Cilazapril (trade name: Dynorm, Inhibace, Vascace) belongs to the class of drugs known as angiotensin-converting enzyme (ACE) inhibitors and is used primarily to lower high blood pressure (hypertension). This drug can also be used in the treatment of congestive heart failure and type II diabetes. Cilazapril is a prodrug which, following oral administration, undergoes biotransformation in vivo into its active form cilazaprilat via cleavage of its ester group by the liver. Angiotensin-converting enzyme (ACE) is a component of the body's renin–angiotensin–aldosterone system (RAAS) and cleaves inactive angiotensin I into the active vasoconstrictor angiotensin II. ACE (or kininase II) also degrades the potent vasodilator bradykinin. Consequently, ACE inhibitors decrease angiotensin II concentrations and increase bradykinin concentrations resulting in blood vessel dilation and thereby lowering blood pressure.

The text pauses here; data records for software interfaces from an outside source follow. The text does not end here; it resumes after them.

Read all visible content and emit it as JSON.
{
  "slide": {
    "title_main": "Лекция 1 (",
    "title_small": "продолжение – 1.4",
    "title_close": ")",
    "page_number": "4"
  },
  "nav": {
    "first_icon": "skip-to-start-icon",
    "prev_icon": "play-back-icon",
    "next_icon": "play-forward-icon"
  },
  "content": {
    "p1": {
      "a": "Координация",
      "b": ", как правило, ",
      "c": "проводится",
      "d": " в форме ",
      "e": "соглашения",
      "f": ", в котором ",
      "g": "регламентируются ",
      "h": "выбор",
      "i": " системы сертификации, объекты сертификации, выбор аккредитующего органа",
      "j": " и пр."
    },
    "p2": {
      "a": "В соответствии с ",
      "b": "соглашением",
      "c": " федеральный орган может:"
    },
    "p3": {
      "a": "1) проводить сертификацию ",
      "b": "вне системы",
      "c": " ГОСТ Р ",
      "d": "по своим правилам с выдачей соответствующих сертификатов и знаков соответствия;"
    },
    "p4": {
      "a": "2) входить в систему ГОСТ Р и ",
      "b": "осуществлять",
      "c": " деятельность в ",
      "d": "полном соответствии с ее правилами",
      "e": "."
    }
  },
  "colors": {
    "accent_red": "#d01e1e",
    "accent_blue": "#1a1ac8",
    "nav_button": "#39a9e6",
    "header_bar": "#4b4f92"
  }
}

SMP0000593

Pw000569 View Pathway
Drug Metabolism

Enalapril Metabolism Pathway

Enalapril (trade name: Vasotec) belongs to the class of drugs known as angiotensin-converting enzyme (ACE) inhibitors and is used primarily to lower high blood pressure (hypertension). This drug can also be used in the treatment of congestive heart failure and type II diabetes. Enalapril is a prodrug which, following oral administration, undergoes biotransformation in vivo into its active form enalaprilat via cleavage of its ester group by the liver. Angiotensin-converting enzyme (ACE) is a component of the body's renin–angiotensin–aldosterone system (RAAS) and cleaves inactive angiotensin I into the active vasoconstrictor angiotensin II. ACE (or kininase II) also degrades the potent vasodilator bradykinin. Consequently, ACE inhibitors decrease angiotensin II concentrations and increase bradykinin concentrations resulting in blood vessel dilation and thereby lowering blood pressure.
Showing 551 - 560 of 49827 pathways